Rebels fighting to topple President Bashar al-Assad said additional tanks and artillery had been deployed around opposition-held territory in Qusair, a Syrian town close to the Lebanese border.
"I've never seen a day like this since the battle started," said Malek Ammar, an activist speaking from the town by Skype. "The shelling is so violent and heavy. It's like they're trying to destroy the city house by house."
At least 30 people were killed in opposition-held areas on Saturday, most of them rebels, and dozens were injured, according to the Syrian Observatory for Human Rights.
Rebels are largely surrounded in Qusair, a town of 30,000 that has become a strategic battleground. Assad's forces want to take the area to secure a route between the capital Damascus and his stronghold on the Mediterranean coast, effectively dividing rebel-held territories in the north and south.
The opposition has been fighting back, seeing it as critical to maintain cross-border supply routes and stop Assad from gaining a victory they fear would give him the upper hand in proposed U.S.-Russia led peace talks next month.
Assad's forces are believed to have seized about two-thirds of Qusair, but the price has been high and rebels insist they are preventing any further advances.
"We are in the second phase of our plan of attack but the advance has been quite slow and difficult," an official close to Hezbollah told Reuters.
"The rebels have mined everything, the streets, the houses. Even the refrigerators are mined."
Hezbollah's Manar TV said the Syrian army had recaptured the Dabaa airport near the town, which rebels had seized several weeks ago.
There is an increasingly sectarian tone of Syria's political struggle, which is not only overshadowing the revolt but threatening to destabilize the region. Israel has launched two air strikes in Syria, and Lebanon has seen a rise in Syria-linked violence.
Syria's Sunni Muslim majority has led the struggle to topple Assad, which has been joined by Islamist fighters across the region, some of them linked to the militant group al Qaeda.
Assad comes from the minority Alawite sect, an offshoot of Shi'ite Islam, and has relied on an army led mostly by Alawite forces. He has been bankrolled by Shi'ite power Iran and now increasingly by Iran's Lebanese proxy, Shi'ite Hezbollah.
The British-based Observatory, which has a network of activists across Syria, said Assad forces led by Hezbollah were trying to advance from three directions in Qusair.

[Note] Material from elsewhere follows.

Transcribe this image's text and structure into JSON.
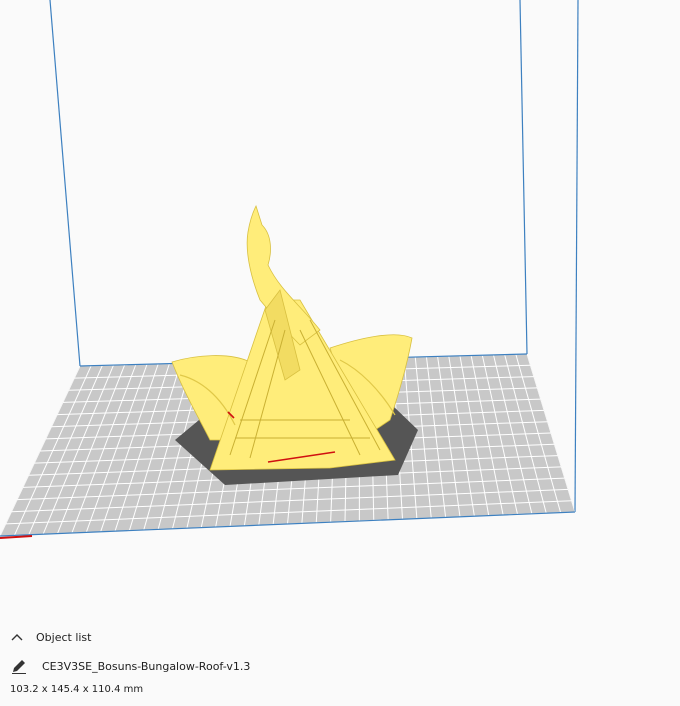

"Every area they didn't have a foothold in, they are trying to gain one now," said Rami Abdelraham, head of the Observatory.
Rebels from across Syria say they have sent units into Qusair.
Colonel Abdeljabbar al-Okaidi, the Aleppo-based regional leader of the moderate, internationally-backed rebel Supreme Military Council said he and Islamist brigade al-Tawheed had sent forces to the outskirts of the town to help the Qusair fighters.
But activist Malek Ammar said no forces had arrived and insisted the rebels surrounded in Qusair were on their own.
"No one is helping Qusair other than its own men," he said. (Additional reporting by Laila Bassam; Editing by Andrew Roche)